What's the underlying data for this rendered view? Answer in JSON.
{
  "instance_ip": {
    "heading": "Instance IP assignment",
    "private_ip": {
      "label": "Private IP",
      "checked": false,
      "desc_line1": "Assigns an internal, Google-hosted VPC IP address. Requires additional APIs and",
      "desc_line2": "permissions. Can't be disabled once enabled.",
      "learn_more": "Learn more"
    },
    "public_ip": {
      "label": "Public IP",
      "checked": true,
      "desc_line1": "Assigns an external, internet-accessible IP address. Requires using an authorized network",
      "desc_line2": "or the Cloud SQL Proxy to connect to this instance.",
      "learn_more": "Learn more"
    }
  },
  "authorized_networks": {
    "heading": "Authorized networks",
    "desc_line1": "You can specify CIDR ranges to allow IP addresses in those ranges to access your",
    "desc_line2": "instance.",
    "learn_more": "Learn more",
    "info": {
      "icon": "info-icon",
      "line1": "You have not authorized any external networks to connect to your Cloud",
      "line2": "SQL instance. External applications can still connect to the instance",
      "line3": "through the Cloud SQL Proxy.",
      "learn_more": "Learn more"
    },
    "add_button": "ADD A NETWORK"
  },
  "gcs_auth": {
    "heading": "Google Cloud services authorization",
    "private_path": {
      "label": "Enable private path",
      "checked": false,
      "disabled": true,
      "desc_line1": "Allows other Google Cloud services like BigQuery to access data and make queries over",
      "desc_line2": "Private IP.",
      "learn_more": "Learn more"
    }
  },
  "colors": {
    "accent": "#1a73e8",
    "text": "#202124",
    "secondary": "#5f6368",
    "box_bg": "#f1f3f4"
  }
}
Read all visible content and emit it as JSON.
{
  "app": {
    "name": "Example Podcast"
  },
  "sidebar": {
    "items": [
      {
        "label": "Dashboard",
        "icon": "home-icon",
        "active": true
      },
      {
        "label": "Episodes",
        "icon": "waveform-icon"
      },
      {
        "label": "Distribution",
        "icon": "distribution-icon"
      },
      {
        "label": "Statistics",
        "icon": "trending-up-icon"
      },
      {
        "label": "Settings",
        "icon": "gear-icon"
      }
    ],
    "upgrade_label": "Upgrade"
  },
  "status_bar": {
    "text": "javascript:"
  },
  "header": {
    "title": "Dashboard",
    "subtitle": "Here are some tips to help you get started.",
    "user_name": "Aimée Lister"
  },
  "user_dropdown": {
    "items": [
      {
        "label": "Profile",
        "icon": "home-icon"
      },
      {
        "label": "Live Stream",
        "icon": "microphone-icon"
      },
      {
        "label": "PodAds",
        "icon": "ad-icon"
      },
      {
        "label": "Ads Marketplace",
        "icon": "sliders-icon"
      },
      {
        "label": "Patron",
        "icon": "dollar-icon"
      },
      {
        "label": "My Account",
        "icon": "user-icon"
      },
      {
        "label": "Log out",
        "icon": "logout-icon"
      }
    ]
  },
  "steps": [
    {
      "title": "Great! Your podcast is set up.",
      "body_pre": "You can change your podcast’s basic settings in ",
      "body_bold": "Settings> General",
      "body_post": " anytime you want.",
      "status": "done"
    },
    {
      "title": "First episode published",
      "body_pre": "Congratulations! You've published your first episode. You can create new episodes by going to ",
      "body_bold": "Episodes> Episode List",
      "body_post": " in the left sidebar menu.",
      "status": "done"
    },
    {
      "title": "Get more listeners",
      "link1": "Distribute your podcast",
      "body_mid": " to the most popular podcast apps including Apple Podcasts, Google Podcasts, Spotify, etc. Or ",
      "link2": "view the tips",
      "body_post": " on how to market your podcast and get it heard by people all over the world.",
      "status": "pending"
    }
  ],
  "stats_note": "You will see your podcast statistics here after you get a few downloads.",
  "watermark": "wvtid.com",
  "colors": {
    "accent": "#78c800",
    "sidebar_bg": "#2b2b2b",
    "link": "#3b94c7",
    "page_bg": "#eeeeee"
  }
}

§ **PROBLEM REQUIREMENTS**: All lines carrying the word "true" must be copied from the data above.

§ **SOLUTION**:
      "checked": true,
      "disabled": true,
        "active": true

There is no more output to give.